When someone simply does their job, there’s often one woman (always the same) jumping to her feet, as if she’s found the Lord, to endlessly natter-on about how wonderful and special this person is. She’s the same one who can also be counted on to shout down any opinion that doesn’t match her own (a graduate of the Fox News School of Charm) while heaping cloying praise to her friends on the HOA board.
This is the same woman who commented in an HOA board meeting (and subsequently immortalized in meeting minutes), “that nothing but lemons should be put down disposals. She had experienced a clogged drainpipe when she put carrots down the disposal one Thanksgiving when she had thirty guests for dinner.” This was part of a 232-word “summary” of her gushing from just one meeting.
For the others stuck in these meetings, there’s little choice but bring a glass of wine and endure these love-ins. I’m guessing their mommas didn’t hold them enough as children.
The Common Good
All of these “bad” stories are in sharp contrast to another reader’s less fancy building that had setup and followed a well-run maintenance schedule with proper planning to keep things up to date and in good repair – new roof, air-conditioner and renovated lobbies.
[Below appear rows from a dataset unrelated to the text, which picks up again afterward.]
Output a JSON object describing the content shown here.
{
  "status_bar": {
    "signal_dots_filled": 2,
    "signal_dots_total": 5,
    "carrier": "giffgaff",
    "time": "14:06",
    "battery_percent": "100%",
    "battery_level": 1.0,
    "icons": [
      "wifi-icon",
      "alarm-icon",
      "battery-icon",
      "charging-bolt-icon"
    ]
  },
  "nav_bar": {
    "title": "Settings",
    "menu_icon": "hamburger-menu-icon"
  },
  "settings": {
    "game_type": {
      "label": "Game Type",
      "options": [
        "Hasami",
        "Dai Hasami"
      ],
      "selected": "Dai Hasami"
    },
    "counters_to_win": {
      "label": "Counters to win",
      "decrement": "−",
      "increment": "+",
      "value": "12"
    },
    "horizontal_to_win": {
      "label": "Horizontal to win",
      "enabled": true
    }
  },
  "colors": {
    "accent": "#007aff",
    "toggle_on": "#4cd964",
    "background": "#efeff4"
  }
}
Owners feel like a team to ensure the building (and their investment) were secure and attractive.
This dovetails another reader’s experiences where an encompassing and very long-range plan has been maintained for decades mapping out all the potential maintenance the building would require from boilers to carpet. There’s never been a special assessment and the plan is distributed to all residents annually so they know exactly what’s being done that year. Maintenance runs like clockwork and so there’s no fussing about doing what’s needed because budget is there.
And it’s this planning and openness, coupled with informed and engaged residents, that seem to be the key to better performing HOAs. The good news for those in more problematic buildings is that there are elections every year.
Old Lady Brigade
Sometimes I riff a lot on older people and particularly older ladies. But in my defense, even when readers write to me, it’s rarely about crazy old men (shorter lifespans?) and my own experiences seem to revolve around the loonier members of the fairer sex. As for age, high-rises are disproportionately populated by older people. One of the columns I’m working on is a chart of Dallas high-rises and their percentage of owners claiming the “over-65” exemption on their taxes. So far, precious few buildings I’ve measured have an age distribution remotely resembling the general population.
But it sometimes goes beyond population statistics as one reader wrote, “Cognitive decline causes older folks to either make bad decisions or be unable to make any decision. They are afraid they will not have enough money to last until their death, so they won’t spend even when the roof is bad. And they do not care about resale value because they believe they will never need to sell. ” Or as I say (even to my older friends), we all age but some just get old.
This vertical retirement home ethos is mirrored in a conversation I overheard of a neighbor lamenting the lack of a cafeteria in the building. And one building manager on tony Turtle Creek shared his own stories of craziness and indolence that required patience to overcome. Change, in his building, arrived in a hearse.
Remember: Do you have an HOA story to tell? A little high-rise history? How about a home in need of a renovation or one that’s complete with flying colors? Shoot Jon an email. Marriage proposals welcome! firstname.lastname@example.org